* [Activity]: If a line in the records below holds the string "text", count it; give only the total.

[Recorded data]
####
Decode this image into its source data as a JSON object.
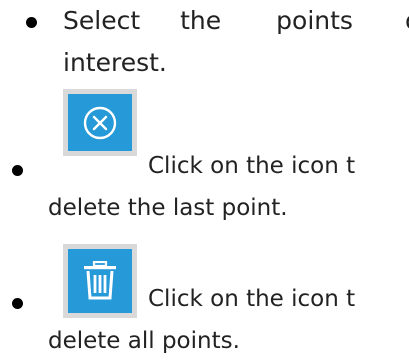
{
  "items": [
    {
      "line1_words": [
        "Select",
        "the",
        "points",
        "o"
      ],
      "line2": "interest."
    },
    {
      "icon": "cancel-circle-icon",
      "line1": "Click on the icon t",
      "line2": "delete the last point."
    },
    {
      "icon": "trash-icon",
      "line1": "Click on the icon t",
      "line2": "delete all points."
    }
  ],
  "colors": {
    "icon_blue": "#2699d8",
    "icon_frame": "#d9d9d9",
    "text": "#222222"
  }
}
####
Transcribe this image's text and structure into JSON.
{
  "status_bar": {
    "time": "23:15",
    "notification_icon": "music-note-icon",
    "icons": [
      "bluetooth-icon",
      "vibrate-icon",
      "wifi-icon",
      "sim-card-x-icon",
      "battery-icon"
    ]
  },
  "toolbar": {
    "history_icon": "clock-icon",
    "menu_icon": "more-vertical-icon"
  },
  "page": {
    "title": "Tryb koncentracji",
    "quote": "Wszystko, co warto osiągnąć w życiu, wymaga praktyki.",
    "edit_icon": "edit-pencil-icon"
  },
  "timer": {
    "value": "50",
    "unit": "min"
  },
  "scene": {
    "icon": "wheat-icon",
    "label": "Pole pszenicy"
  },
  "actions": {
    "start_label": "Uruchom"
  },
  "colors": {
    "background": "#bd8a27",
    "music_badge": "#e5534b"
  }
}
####
* [Solution to this exercise]: 2